Every year, come the end of Yom Kippur, I grow wings.

“Shema Israel,” I chant with the congregation, but my soul shouts its own words into the heavens. “I am free,” it sings. “My shackles lie broken below, confessed away, Kol Nidrei’ed into oblivion. Mine are the wind and the open skies. I can be the person I want to be, do the things I want to do. Nothing stands in my way, and I can fly now, free of yesterday’s mistakes.”

The shofar’s call fills the world, and everything within me soars.

And then, inevitably, I crash.

The world and its shackles are quick to reassert themselves. The same old routines and setbacks and shortcomings are still there to drag me down. The open, straight road towards my goals which I envisioned when my spirit soared comes back to taunt me. “Feeling free while leaving the material world behind is all well and good,” it seems to say as it narrows and curves and grows complicated. “Let’s see how far you can get with your wings bound by the mundane, shall we?”
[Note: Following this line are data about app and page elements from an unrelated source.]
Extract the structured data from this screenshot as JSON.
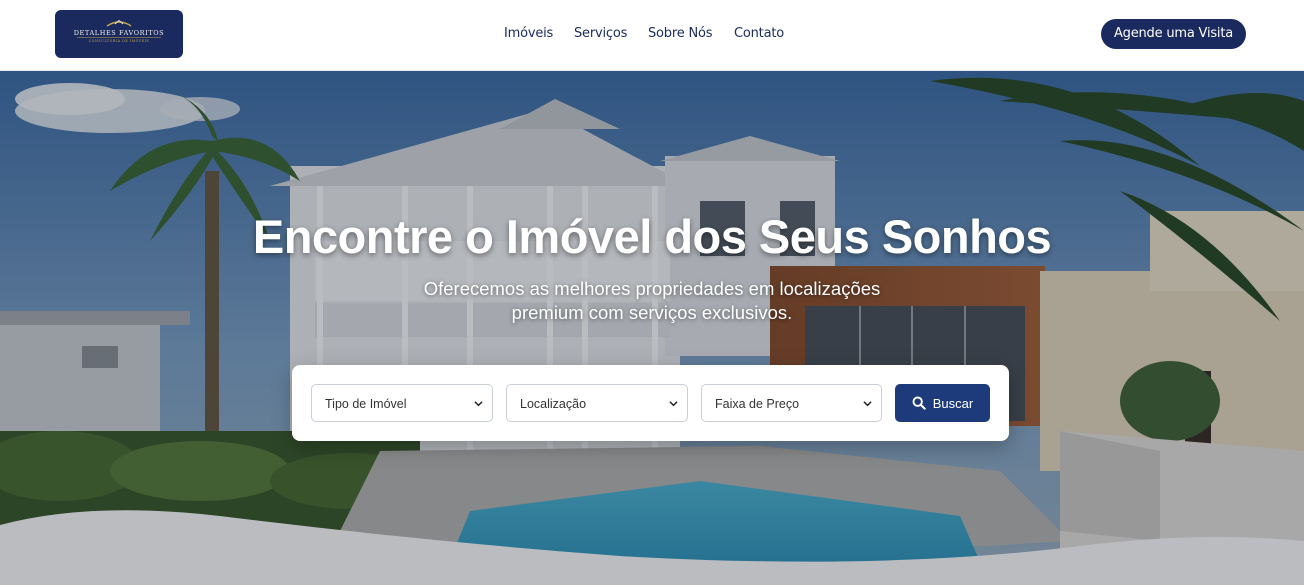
{
  "header": {
    "logo": {
      "name": "DETALHES FAVORITOS",
      "tagline": "CONSULTORIA DE IMÓVEIS"
    },
    "nav": {
      "items": [
        {
          "label": "Imóveis"
        },
        {
          "label": "Serviços"
        },
        {
          "label": "Sobre Nós"
        },
        {
          "label": "Contato"
        }
      ]
    },
    "cta_label": "Agende uma Visita"
  },
  "hero": {
    "title": "Encontre o Imóvel dos Seus Sonhos",
    "subtitle_line1": "Oferecemos as melhores propriedades em localizações",
    "subtitle_line2": "premium com serviços exclusivos."
  },
  "search": {
    "property_type": {
      "selected": "Tipo de Imóvel"
    },
    "location": {
      "selected": "Localização"
    },
    "price_range": {
      "selected": "Faixa de Preço"
    },
    "button_label": "Buscar",
    "button_icon": "search-icon"
  },
  "colors": {
    "brand_navy": "#1a2a5e",
    "button_blue": "#1d3a7a",
    "accent_gold": "#c9a84c"
  }
}
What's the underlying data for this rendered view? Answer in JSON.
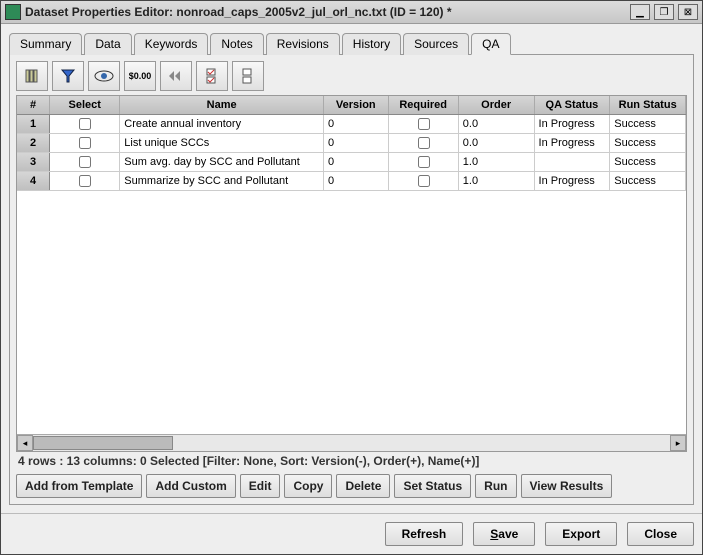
{
  "window": {
    "title": "Dataset Properties Editor: nonroad_caps_2005v2_jul_orl_nc.txt (ID = 120) *"
  },
  "tabs": [
    {
      "label": "Summary"
    },
    {
      "label": "Data"
    },
    {
      "label": "Keywords"
    },
    {
      "label": "Notes"
    },
    {
      "label": "Revisions"
    },
    {
      "label": "History"
    },
    {
      "label": "Sources"
    },
    {
      "label": "QA"
    }
  ],
  "columns": {
    "num": "#",
    "select": "Select",
    "name": "Name",
    "version": "Version",
    "required": "Required",
    "order": "Order",
    "qa_status": "QA Status",
    "run_status": "Run Status"
  },
  "rows": [
    {
      "num": "1",
      "select": false,
      "name": "Create annual inventory",
      "version": "0",
      "required": false,
      "order": "0.0",
      "qa_status": "In Progress",
      "run_status": "Success"
    },
    {
      "num": "2",
      "select": false,
      "name": "List unique SCCs",
      "version": "0",
      "required": false,
      "order": "0.0",
      "qa_status": "In Progress",
      "run_status": "Success"
    },
    {
      "num": "3",
      "select": false,
      "name": "Sum avg. day by SCC and Pollutant",
      "version": "0",
      "required": false,
      "order": "1.0",
      "qa_status": "",
      "run_status": "Success"
    },
    {
      "num": "4",
      "select": false,
      "name": "Summarize by SCC and Pollutant",
      "version": "0",
      "required": false,
      "order": "1.0",
      "qa_status": "In Progress",
      "run_status": "Success"
    }
  ],
  "status_text": "4 rows : 13 columns: 0 Selected [Filter: None, Sort: Version(-), Order(+), Name(+)]",
  "action_buttons": {
    "add_template": "Add from Template",
    "add_custom": "Add Custom",
    "edit": "Edit",
    "copy": "Copy",
    "delete": "Delete",
    "set_status": "Set Status",
    "run": "Run",
    "view_results": "View Results"
  },
  "bottom_buttons": {
    "refresh": "Refresh",
    "save_pre": "S",
    "save_post": "ave",
    "export": "Export",
    "close": "Close"
  },
  "toolbar_icons": {
    "cols": "columns-icon",
    "filter": "filter-icon",
    "view": "view-icon",
    "format": "format-icon",
    "first": "first-page-icon",
    "select_all": "select-all-icon",
    "deselect_all": "deselect-all-icon"
  }
}
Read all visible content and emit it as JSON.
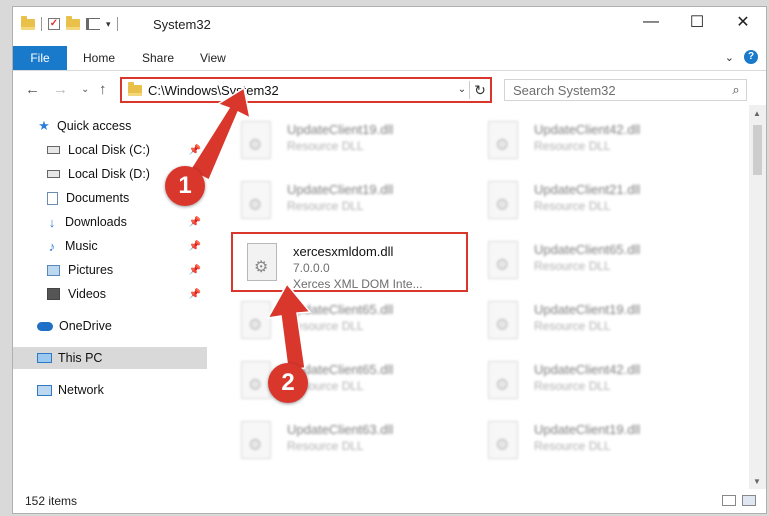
{
  "window": {
    "title": "System32"
  },
  "window_buttons": {
    "minimize": "—",
    "maximize": "☐",
    "close": "✕"
  },
  "ribbon": {
    "file_tab": "File",
    "tabs": [
      "Home",
      "Share",
      "View"
    ],
    "help": "?"
  },
  "address_bar": {
    "path": "C:\\Windows\\System32"
  },
  "search": {
    "placeholder": "Search System32"
  },
  "nav_pane": {
    "items": [
      {
        "label": "Quick access"
      },
      {
        "label": "Local Disk (C:)"
      },
      {
        "label": "Local Disk (D:)"
      },
      {
        "label": "Documents"
      },
      {
        "label": "Downloads"
      },
      {
        "label": "Music"
      },
      {
        "label": "Pictures"
      },
      {
        "label": "Videos"
      },
      {
        "label": "OneDrive"
      },
      {
        "label": "This PC"
      },
      {
        "label": "Network"
      }
    ]
  },
  "files": [
    {
      "name": "UpdateClient19.dll",
      "line2": "Resource DLL",
      "line3": ""
    },
    {
      "name": "UpdateClient42.dll",
      "line2": "Resource DLL",
      "line3": ""
    },
    {
      "name": "UpdateClient19.dll",
      "line2": "Resource DLL",
      "line3": ""
    },
    {
      "name": "UpdateClient21.dll",
      "line2": "Resource DLL",
      "line3": ""
    },
    {
      "name": "xercesxmldom.dll",
      "line2": "7.0.0.0",
      "line3": "Xerces XML DOM Inte..."
    },
    {
      "name": "UpdateClient65.dll",
      "line2": "Resource DLL",
      "line3": ""
    },
    {
      "name": "UpdateClient65.dll",
      "line2": "Resource DLL",
      "line3": ""
    },
    {
      "name": "UpdateClient19.dll",
      "line2": "Resource DLL",
      "line3": ""
    },
    {
      "name": "UpdateClient65.dll",
      "line2": "Resource DLL",
      "line3": ""
    },
    {
      "name": "UpdateClient42.dll",
      "line2": "Resource DLL",
      "line3": ""
    },
    {
      "name": "UpdateClient63.dll",
      "line2": "Resource DLL",
      "line3": ""
    },
    {
      "name": "UpdateClient19.dll",
      "line2": "Resource DLL",
      "line3": ""
    }
  ],
  "status_bar": {
    "item_count": "152 items"
  },
  "annotations": {
    "step1": "1",
    "step2": "2",
    "color": "#d9362c"
  }
}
My goals — so clear and almost tangible on Yom Kippur — grow distant, and my confidence bleeds away. How am I ever supposed to achieve them?

* * *

Our sages knew the risks of crashing. They urged us to mark the end of Yom Kippur by starting work on our sukkahs. As a child, I thought of it merely as a way to start “collecting” mitzvot now that our slate is clean. As an adult, I see the psychological wisdom beneath the legalistic advice. “Go,” our sages tell us, “and engage in one small act of positive creation. Take that first step on the road to being the people you dreamed of becoming when you prayed and fasted and soared. Do so now, before the enormity of the undertaking — and the routines of daily life — have time to crush our resolve.”

This advice translates well to many realms of life. Whatever our goals, it’s easier to work towards them once we take that first positive step. But what if we are already disheartened? Where can we find the energy to believe in ourselves, with all the potential of failure ahead?

* * *

Three years into my graduate degree, these questions were foremost on my mind. The various questions and sources and ideas that were supposed to become my masters thesis lay hopelessly tangled in my head. I saw no way forward, no way to forge ahead.

“Don’t focus on the next step just yet,” my mother-in-law suggested. “First imagine the day you will hand in your completed thesis. Imagine it in detail: the smell of the freshly printed papers, the stairs leading up to the office, the giddy excitement in your steps. Then, when you actually believe that such an ending is possible, trace the route from today — to that day.”

She was right. My imaginary sense of accomplishment boosted my confidence, awakened my determination, and carried me through the rest of the project.

Perhaps, I thought then, imagining our goals as accomplished is what Sukkot is all about.

On Sukkot, we have the opportunity to create our dream houses. Our real, permanent homes can’t be altered so easily. Our lives clutter them with half forgotten mementos and design attempts, pragmatic compromises and sheer mess. Whenever we want to change anything, we have to slowly work through years and sometimes decades of history and practical considerations, not unlike our attempts to change ourselves.

Sukkot gives us a once-a-year opportunity to dream big, be bold, and design our dream spaces with no real-life baggage to drag our dreaming down. Like my imaginary completed thesis paper, our sukkahs are not bound by the normal hardships of daily life.

And maybe, like my imaginary paper, they can give us the strength to start the slower, harder journey across these hardships, as we implement our vision of a perfect home in our permanent abode.

I am speaking of more than home decoration, naturally. I am speaking of all the goals and ideals that seem so close on Yom Kippur, only to appear unreachable in the grim light of the next day. “Start building your sukkah right away,” our sages said, and maybe they meant more than our physical booth. Maybe they meant building also our visions of the future, our sukkahs in the sky.

Maybe Sukkot invites us to imagine our newly set goals as if we already achieved them, right there in the vulnerable time between Yom Kippur and the rest of the year. That relationship we vowed to improve? That trait we decided to tame? That project we decided to complete? Before we can actually have a go at them, perhaps we need confidence boost only our imagination can supply.

In the next few days, Jews around the world will shop for fabric and wood, palm fronds and nails. They will give free rein to their creativity and imagination, and build temporary homes.

Sukkot invites us to do more than that. Now is the time to indulge ourselves, and dream of all we wish to accomplish this year. Now is the time to dare and dream in broad brush strokes, without fear, without worrying about the obstacles ahead. And maybe after basking in these dreams for seven days, we will gain the confidence to bridge between the heights of Yom Kippur and the pitfalls of real life. Maybe then we will find it easier to translate our larger-than -life goals into daily plans and routines.

Maybe then we’ll find the strength to take that first, difficult, step.